Mr. Jones: No. I'm not saying that. What I'm saying is, we have produced all the documents that he gave us to - what was it - a month or two ago that's been produced to you.
Mr. Doyle: Okay. You just mentioned some additional documents.
Mr. Jones: Right. If he gave us anything new, I haven't produced that to you yet.
Mr. Doyle: Okay. Is there a reason why we can't get a copy now?
Mr. Jones: No.
Mr. Doyle: Are you going to give us a copy?
Mr. Jones: Yes. We'll have to make copies. Okay?
Mr. Doyle: Is there a reason why we're waiting until the middle of the deposition to get it if you've had this for some period of time?
See Pls' Ex. C, Kimbro Dep. pp. 20-22 (emphasis added).
Aside from the fact that Kimbro's email that was necessarily on KBR's electronic server and Kimbro "may have" provided this email to KBR a couple of days prior to his deposition, there are a number of aspects of KBR's conduct that indicate that it was attempting to undermine improperly Plaintiffs' discovery efforts. Most notably, as demonstrated by the fact that KBR's attorney had not made copies of Kimbro's June 21, 2003 email that he "may have" had in his possession, KBR had no intention of disclosing Kimbro's email to Plaintiffs.

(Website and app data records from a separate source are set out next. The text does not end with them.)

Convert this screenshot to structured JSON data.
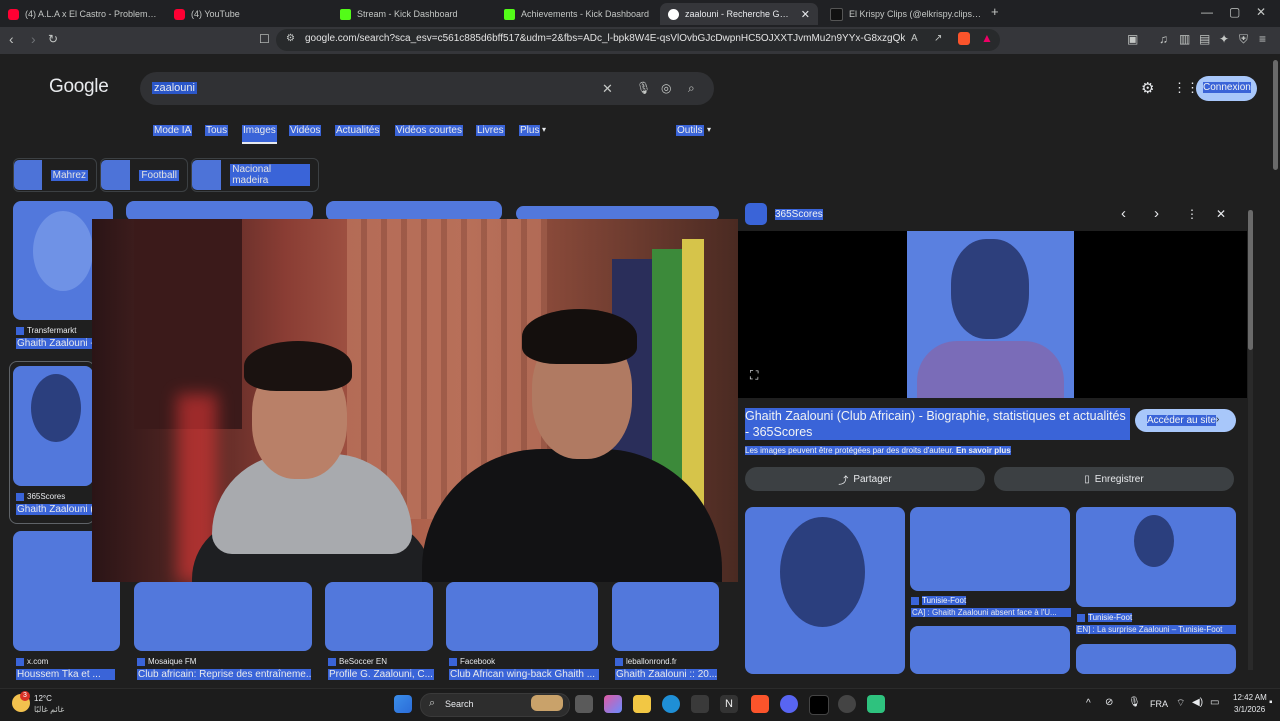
{
  "tabs": [
    {
      "title": "(4) A.L.A x El Castro - Problems - You",
      "icon": "youtube-icon"
    },
    {
      "title": "(4) YouTube",
      "icon": "youtube-icon"
    },
    {
      "title": "Stream - Kick Dashboard",
      "icon": "kick-icon"
    },
    {
      "title": "Achievements - Kick Dashboard",
      "icon": "kick-icon"
    },
    {
      "title": "zaalouni - Recherche Google",
      "icon": "google-icon"
    },
    {
      "title": "El Krispy Clips (@elkrispy.clips) | TikTo",
      "icon": "tiktok-icon"
    }
  ],
  "url": "google.com/search?sca_esv=c561c885d6bff517&udm=2&fbs=ADc_l-bpk8W4E-qsVlOvbGJcDwpnHC5OJXXTJvmMu2n9YYx-G8xzgQk24aW1N_F...",
  "google": {
    "logo": "Google",
    "query": "zaalouni",
    "signin": "Connexion",
    "nav": [
      "Mode IA",
      "Tous",
      "Images",
      "Vidéos",
      "Actualités",
      "Vidéos courtes",
      "Livres",
      "Plus"
    ],
    "tools": "Outils",
    "chips": [
      "Mahrez",
      "Football",
      "Nacional madeira"
    ]
  },
  "results_left": [
    {
      "source": "Transfermarkt",
      "title": "Ghaith Zaalouni -"
    },
    {
      "source": "365Scores",
      "title": "Ghaith Zaalouni (C"
    }
  ],
  "results_bottom": [
    {
      "source": "x.com",
      "title": "Houssem Tka et ..."
    },
    {
      "source": "Mosaique FM",
      "title": "Club africain: Reprise des entraîneme..."
    },
    {
      "source": "BeSoccer EN",
      "title": "Profile G. Zaalouni, C..."
    },
    {
      "source": "Facebook",
      "title": "Club African wing-back Ghaith ..."
    },
    {
      "source": "leballonrond.fr",
      "title": "Ghaith Zaalouni :: 20..."
    }
  ],
  "preview": {
    "source": "365Scores",
    "title": "Ghaith Zaalouni (Club Africain) - Biographie, statistiques et actualités - 365Scores",
    "visit": "Accéder au site",
    "copyright": "Les images peuvent être protégées par des droits d'auteur.",
    "learn_more": "En savoir plus",
    "share": "Partager",
    "save": "Enregistrer",
    "related": [
      {
        "source": "Tunisie-Foot",
        "title": "CA] : Ghaith Zaalouni absent face à l'U..."
      },
      {
        "source": "Tunisie-Foot",
        "title": "EN] : La surprise Zaalouni – Tunisie-Foot"
      }
    ]
  },
  "taskbar": {
    "weather_temp": "12°C",
    "weather_desc": "غائم غالبًا",
    "weather_badge": "3",
    "search": "Search",
    "lang": "FRA",
    "time": "12:42 AM",
    "date": "3/1/2026"
  },
  "colors": {
    "highlight": "#3a64d8",
    "image_tint": "#5278dc",
    "panel_bg": "#1f1f1f"
  }
}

Finally, even a cursory examination of Kimbro's email demonstrates its importance to this litigation and KBR's motive to hide it. After Kimbro notes that Mark Daniels ("Daniels") had asked him to evaluate the use of sodium dichromate at Qarmat Ali, Kimbro notes:
Sodium dichromate has been replaced as a commonly utilized corrosion inhibitor in the US due to its toxicity and disposal issues. Sodium dichromate is a strong irritant and a potential carcinogen. The MCL for Total [sic] chromium in drinking water is 0.1 mg/L. The MSDS for sodium dichromate and materials contaminated with sodium dichromate would be considered hazardous waste in the US.

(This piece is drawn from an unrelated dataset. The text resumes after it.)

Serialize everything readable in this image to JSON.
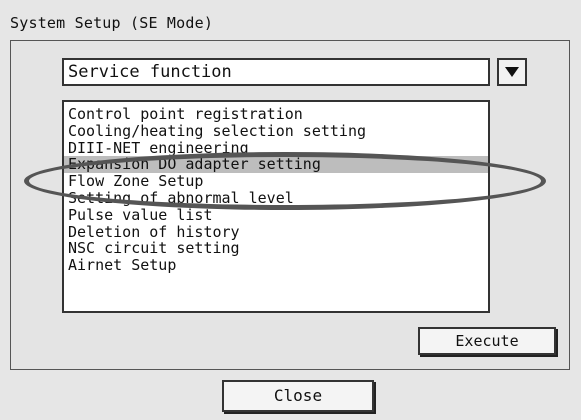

During our inspection of the chlorine tanks at the water treatment plant, I observed areas of soil that had been discolored yellow east and southeast of the chlorine drums and on the west side of the chlorine tank storage area. The areas are potentially contaminated with sodium dichromate spilled during the looting activities which occurred at the water treatment plant.
Due to the potential toxicity of sodium dichromate I suggest that the areas of soil stained yellow be cordoned off and that samples be collected and tested to determine the concentration of hexavalent chromium and total chromium in these areas. If it is determined that the yellow soils are contaminated with sodium dichromate, I recommend that these soils be excavated and placed in drums; the drums being labeled and stored in a secure area. The excavation should proceed at least one foot in all directions past the yellow staining.
And from the filing from the Oregon lawyer it seems that KBR prepared its project managers for their depositions a little too well:
In Doha, Qatar, plaintiffs took the depositions of KBR managers involved in overseeing KBR's Qarmat Ali project. All reside in Houston, Texas but were produced for deposition by KBR in Doha, Qatar in September. KBR's work at Qarmat Ali commenced no later than April 2003, and the managerial witnesses admitted to varying degrees with the project from the outset. Each of the KBR managers deposed (James Gregory Badgett, Charles Edward Johnson, and William Van Ostrand) admitted to relying on a "summary" or "timeline" provided by KBR's counsel to prepare for their testimony under oath. Each gave nearly identical testimony when questioned by KBR's counsel.
On cross-examination, the witnesses also testified to a nearly identical memory "black hole" for assessments, findings, and information about what KBR confirmed at its Qarmat Ali project in March, April, and May of 2003. Despite the specific reliance on the "summary" or "timeline", counsel refused to produce the specific document relied upon and instructed each witness not to answer questions regarding the content of the document.